(Stored entries)
-*-*-

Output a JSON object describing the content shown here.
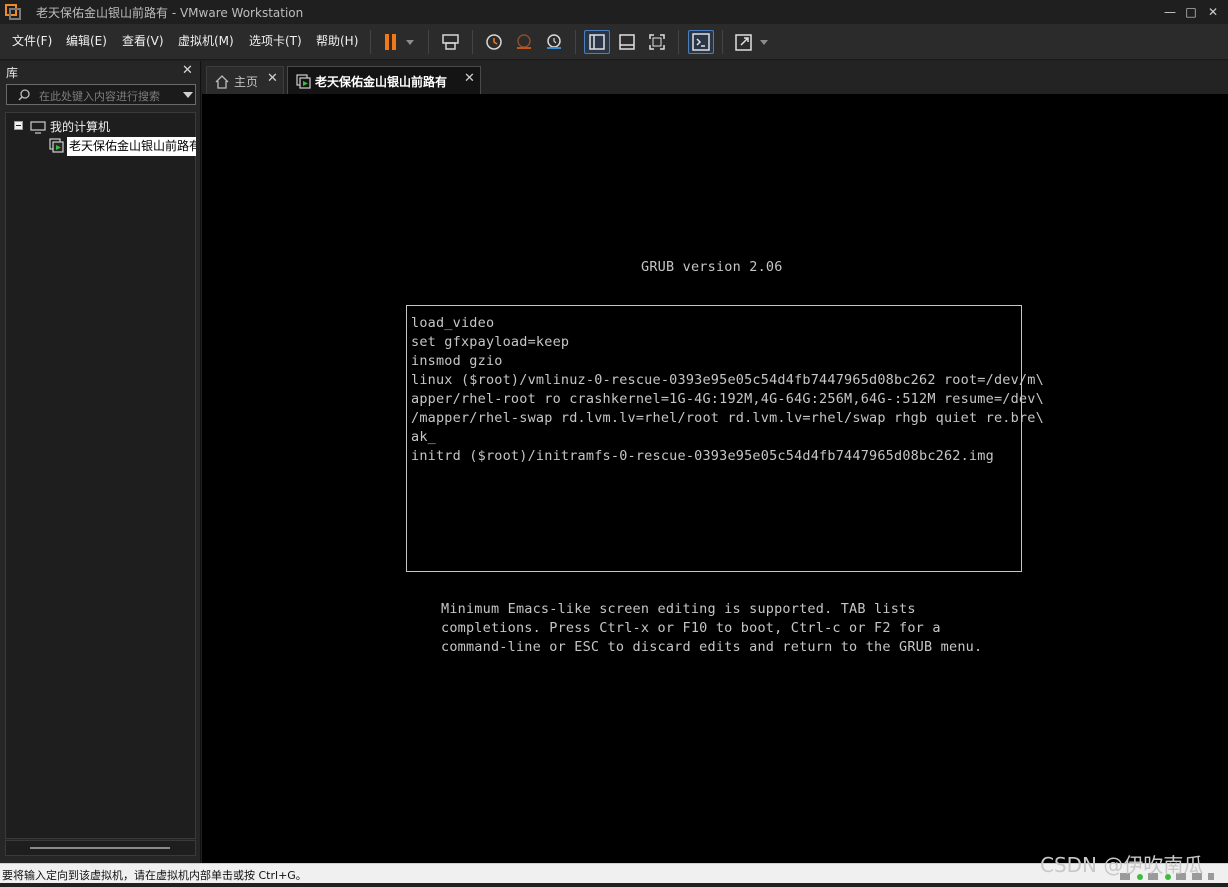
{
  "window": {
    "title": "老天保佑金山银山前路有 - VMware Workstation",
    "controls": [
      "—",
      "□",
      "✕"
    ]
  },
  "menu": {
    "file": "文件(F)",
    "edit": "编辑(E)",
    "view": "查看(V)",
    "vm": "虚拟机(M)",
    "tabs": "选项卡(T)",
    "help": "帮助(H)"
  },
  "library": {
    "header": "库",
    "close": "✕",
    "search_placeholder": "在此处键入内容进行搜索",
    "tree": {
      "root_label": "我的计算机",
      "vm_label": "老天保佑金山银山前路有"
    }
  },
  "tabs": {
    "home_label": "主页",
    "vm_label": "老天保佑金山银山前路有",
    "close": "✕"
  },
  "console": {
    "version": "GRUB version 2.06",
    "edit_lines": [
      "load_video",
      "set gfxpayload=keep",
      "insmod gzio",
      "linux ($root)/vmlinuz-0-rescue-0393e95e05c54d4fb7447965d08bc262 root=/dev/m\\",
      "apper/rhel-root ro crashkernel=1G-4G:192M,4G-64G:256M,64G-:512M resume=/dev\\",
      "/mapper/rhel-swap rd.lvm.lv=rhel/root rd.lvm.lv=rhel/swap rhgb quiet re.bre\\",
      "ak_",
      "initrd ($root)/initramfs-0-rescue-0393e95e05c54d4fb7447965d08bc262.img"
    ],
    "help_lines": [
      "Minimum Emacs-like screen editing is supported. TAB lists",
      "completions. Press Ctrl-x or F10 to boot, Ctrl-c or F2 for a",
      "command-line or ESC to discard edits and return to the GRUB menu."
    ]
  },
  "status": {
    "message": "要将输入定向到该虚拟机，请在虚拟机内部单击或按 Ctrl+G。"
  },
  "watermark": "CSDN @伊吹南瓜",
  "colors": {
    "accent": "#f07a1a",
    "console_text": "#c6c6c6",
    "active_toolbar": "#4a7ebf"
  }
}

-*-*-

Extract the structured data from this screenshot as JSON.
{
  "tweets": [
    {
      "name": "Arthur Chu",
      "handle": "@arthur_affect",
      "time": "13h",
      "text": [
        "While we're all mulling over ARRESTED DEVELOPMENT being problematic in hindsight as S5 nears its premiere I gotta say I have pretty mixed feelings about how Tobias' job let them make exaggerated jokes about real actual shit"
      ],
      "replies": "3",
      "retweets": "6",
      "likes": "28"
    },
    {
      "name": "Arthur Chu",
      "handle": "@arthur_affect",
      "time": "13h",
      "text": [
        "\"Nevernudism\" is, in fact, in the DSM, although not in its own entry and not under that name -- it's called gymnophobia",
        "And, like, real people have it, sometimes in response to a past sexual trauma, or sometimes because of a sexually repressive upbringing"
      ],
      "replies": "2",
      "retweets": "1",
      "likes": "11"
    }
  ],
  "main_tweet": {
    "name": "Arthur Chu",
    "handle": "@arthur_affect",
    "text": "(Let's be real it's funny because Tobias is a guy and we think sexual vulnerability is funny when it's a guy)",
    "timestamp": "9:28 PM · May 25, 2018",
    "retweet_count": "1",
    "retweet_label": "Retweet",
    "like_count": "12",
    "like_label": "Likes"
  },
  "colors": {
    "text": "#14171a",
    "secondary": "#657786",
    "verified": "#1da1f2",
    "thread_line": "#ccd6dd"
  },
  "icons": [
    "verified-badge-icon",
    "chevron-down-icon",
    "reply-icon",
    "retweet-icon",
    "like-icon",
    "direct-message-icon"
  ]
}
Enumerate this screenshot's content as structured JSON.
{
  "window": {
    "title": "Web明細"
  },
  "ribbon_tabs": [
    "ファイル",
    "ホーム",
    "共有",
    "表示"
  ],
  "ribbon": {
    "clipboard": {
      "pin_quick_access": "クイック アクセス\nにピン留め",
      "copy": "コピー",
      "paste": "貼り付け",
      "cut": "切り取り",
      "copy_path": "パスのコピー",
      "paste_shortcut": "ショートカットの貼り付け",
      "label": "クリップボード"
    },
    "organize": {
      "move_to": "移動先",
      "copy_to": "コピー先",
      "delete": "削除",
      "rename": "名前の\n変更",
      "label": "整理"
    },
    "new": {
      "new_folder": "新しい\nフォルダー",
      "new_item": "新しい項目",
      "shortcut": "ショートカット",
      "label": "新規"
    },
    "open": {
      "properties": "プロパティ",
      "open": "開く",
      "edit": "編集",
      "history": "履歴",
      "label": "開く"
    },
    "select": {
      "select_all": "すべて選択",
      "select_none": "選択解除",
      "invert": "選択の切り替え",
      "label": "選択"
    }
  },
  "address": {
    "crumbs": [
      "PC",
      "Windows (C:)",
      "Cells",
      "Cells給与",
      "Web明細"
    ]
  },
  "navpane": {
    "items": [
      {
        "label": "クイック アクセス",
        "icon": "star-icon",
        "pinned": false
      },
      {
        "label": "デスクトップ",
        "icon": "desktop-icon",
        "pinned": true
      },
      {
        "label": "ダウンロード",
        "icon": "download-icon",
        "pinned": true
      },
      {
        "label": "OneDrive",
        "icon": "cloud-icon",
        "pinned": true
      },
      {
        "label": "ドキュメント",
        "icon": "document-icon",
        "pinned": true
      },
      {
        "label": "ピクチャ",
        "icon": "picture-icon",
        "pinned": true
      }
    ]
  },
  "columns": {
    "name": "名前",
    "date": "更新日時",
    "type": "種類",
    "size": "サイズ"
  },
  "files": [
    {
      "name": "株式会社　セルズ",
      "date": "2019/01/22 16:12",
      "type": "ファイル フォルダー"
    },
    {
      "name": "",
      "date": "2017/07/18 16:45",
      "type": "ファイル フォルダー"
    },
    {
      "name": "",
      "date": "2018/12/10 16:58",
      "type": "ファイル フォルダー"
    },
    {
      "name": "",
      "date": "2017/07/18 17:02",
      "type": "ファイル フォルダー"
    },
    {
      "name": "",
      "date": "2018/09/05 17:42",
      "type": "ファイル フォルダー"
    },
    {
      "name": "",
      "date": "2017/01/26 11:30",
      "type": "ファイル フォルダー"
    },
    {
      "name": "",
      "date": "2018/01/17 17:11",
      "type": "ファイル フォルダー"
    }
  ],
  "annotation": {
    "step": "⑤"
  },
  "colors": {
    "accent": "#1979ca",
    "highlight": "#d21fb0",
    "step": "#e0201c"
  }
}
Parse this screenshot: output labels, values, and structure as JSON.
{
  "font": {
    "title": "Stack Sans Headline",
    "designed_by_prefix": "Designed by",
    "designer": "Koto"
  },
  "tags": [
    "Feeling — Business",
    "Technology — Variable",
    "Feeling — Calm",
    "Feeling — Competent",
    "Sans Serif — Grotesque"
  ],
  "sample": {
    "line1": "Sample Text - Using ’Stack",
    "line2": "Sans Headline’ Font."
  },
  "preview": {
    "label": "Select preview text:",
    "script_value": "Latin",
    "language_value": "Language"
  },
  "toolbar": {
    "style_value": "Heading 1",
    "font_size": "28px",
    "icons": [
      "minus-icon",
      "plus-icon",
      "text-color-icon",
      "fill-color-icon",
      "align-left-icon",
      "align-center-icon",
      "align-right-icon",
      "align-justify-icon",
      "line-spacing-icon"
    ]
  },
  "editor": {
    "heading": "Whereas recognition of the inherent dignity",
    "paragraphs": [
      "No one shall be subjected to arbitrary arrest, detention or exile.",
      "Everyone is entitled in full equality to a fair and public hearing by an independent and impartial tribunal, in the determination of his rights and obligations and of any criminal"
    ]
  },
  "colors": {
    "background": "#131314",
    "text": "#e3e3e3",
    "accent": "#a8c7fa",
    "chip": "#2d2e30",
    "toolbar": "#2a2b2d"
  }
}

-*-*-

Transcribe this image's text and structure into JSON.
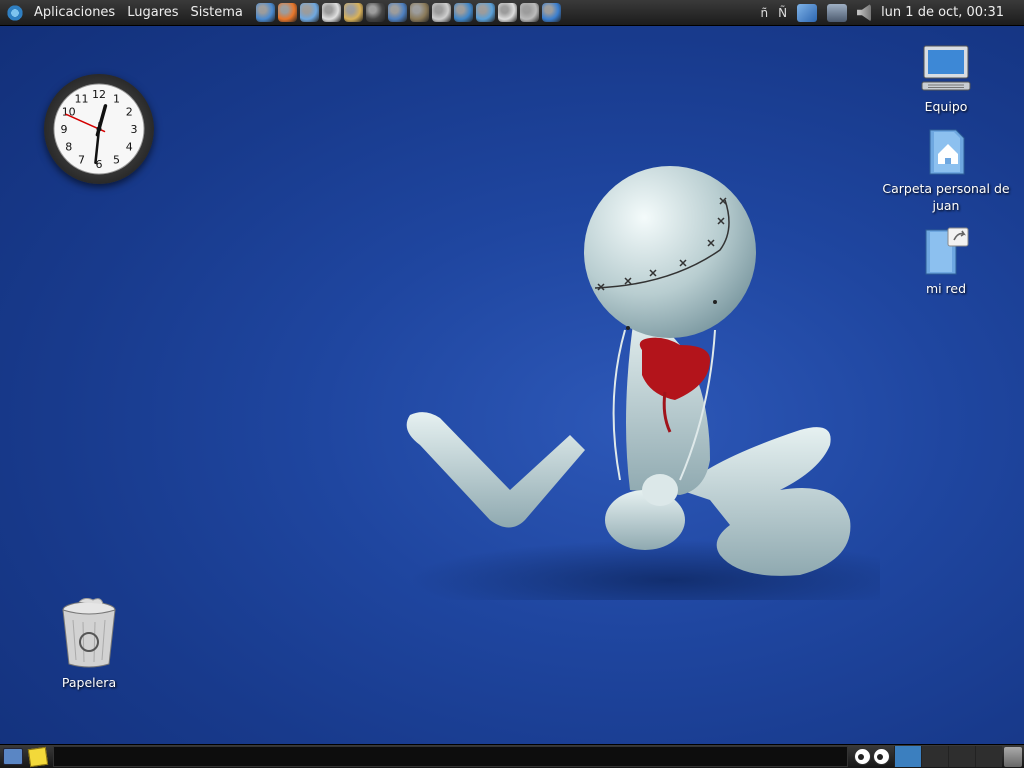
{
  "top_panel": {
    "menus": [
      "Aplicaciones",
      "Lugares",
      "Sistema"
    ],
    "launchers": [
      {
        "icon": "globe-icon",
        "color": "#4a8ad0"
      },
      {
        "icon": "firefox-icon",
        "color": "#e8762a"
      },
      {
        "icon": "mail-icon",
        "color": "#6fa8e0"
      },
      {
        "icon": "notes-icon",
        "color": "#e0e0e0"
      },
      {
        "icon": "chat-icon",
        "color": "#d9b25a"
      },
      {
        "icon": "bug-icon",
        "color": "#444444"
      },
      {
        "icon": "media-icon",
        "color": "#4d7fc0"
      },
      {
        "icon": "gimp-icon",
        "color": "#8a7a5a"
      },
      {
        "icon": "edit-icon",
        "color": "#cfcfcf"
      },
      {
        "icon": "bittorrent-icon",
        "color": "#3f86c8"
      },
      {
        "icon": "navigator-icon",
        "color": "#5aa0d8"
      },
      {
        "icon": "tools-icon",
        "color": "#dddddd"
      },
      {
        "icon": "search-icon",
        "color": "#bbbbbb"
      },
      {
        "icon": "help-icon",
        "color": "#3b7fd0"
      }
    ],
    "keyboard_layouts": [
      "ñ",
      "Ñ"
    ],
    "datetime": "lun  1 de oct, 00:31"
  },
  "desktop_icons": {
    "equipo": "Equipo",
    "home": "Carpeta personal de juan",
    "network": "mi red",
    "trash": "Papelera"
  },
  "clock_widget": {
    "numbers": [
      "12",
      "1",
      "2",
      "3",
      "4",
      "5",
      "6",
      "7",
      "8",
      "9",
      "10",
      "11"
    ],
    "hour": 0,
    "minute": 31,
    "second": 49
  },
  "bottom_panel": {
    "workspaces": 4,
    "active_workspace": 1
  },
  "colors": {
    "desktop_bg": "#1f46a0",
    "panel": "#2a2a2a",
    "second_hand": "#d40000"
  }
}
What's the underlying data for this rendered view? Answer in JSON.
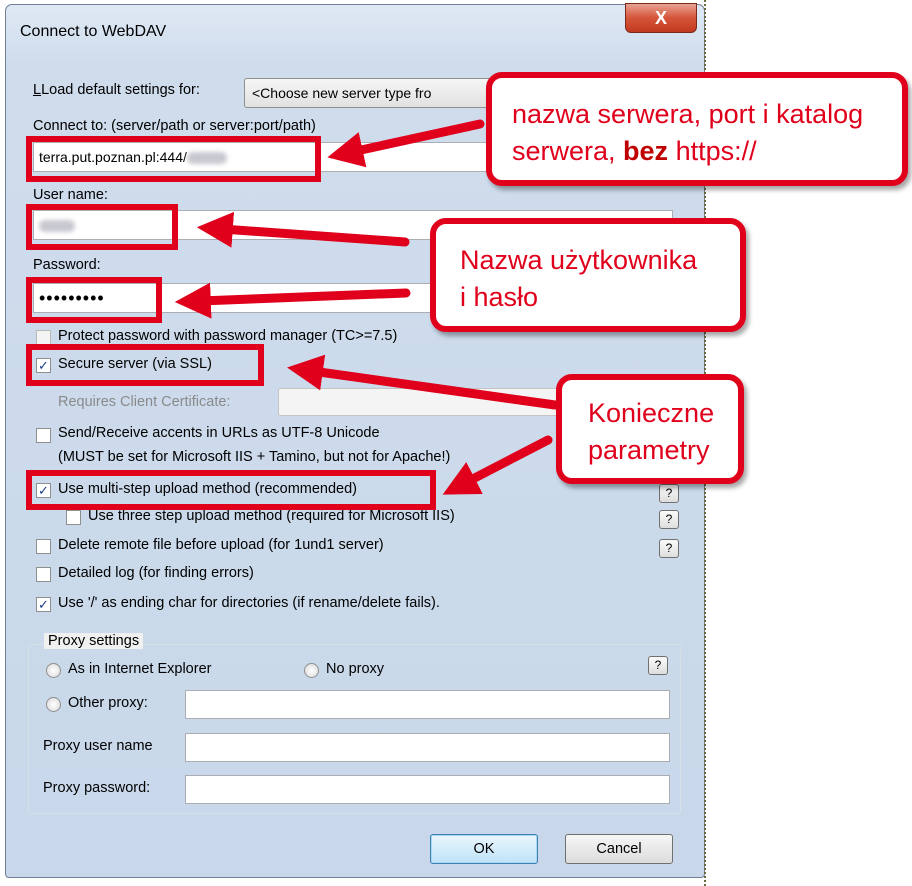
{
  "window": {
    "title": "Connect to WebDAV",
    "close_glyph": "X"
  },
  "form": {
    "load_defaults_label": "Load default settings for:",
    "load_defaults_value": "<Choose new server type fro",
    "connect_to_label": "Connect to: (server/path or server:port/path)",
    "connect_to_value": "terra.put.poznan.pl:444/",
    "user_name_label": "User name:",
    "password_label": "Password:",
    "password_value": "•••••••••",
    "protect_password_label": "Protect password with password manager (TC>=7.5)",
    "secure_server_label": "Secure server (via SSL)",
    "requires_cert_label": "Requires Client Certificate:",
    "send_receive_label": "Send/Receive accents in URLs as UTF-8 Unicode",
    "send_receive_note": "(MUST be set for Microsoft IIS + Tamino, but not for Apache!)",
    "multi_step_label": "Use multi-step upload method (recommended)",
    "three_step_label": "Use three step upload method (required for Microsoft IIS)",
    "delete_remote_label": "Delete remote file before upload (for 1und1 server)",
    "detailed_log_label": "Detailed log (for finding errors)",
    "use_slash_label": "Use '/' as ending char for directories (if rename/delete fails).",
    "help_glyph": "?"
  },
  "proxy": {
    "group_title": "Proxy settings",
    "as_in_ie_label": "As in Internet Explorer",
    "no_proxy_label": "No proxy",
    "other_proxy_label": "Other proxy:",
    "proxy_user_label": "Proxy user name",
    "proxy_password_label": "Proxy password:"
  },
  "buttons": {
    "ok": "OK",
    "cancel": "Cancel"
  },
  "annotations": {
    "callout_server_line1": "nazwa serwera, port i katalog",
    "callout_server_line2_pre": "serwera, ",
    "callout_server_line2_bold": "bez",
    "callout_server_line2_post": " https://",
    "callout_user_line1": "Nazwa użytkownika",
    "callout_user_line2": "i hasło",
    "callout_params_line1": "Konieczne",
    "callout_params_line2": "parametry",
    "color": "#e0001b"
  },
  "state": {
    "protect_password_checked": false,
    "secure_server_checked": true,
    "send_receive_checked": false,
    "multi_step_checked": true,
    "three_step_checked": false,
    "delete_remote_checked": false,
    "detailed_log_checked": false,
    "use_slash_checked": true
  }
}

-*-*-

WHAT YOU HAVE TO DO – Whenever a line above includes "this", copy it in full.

RESPONSE BELOW –
Extract the structured data from this screenshot as JSON.
Enumerate this screenshot's content as structured JSON.
Parse this screenshot: output labels, values, and structure as JSON.
Transcribe this image's text and structure into JSON.
What's the underlying data for this rendered view? Answer in JSON.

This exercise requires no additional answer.